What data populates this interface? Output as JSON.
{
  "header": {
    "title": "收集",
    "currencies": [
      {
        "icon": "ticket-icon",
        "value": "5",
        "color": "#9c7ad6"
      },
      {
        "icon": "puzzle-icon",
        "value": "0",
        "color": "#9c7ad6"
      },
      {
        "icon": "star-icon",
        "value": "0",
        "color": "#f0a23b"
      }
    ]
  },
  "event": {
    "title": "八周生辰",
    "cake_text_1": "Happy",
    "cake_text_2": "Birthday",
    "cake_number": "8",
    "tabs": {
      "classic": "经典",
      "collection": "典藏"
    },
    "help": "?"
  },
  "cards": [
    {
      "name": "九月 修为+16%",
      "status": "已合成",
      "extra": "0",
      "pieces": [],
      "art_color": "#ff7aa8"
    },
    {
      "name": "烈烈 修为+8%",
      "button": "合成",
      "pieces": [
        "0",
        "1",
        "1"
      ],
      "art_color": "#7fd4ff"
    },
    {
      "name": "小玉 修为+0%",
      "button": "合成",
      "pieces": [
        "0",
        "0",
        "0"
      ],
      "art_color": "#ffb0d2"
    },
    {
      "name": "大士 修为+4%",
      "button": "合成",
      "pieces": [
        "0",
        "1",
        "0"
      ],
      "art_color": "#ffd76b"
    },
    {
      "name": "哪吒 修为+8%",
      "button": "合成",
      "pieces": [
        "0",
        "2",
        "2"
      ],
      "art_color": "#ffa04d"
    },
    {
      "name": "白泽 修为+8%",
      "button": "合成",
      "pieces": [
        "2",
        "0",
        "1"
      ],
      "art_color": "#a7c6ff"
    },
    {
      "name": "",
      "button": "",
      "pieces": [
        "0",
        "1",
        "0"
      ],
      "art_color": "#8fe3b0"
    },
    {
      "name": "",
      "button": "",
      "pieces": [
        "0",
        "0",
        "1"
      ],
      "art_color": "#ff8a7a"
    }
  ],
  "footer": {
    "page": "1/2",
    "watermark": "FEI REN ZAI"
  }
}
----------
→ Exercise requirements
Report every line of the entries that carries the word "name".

→ Your response
      "name": "九月 修为+16%",
      "name": "烈烈 修为+8%",
      "name": "小玉 修为+0%",
      "name": "大士 修为+4%",
      "name": "哪吒 修为+8%",
      "name": "白泽 修为+8%",
      "name": "",
      "name": "",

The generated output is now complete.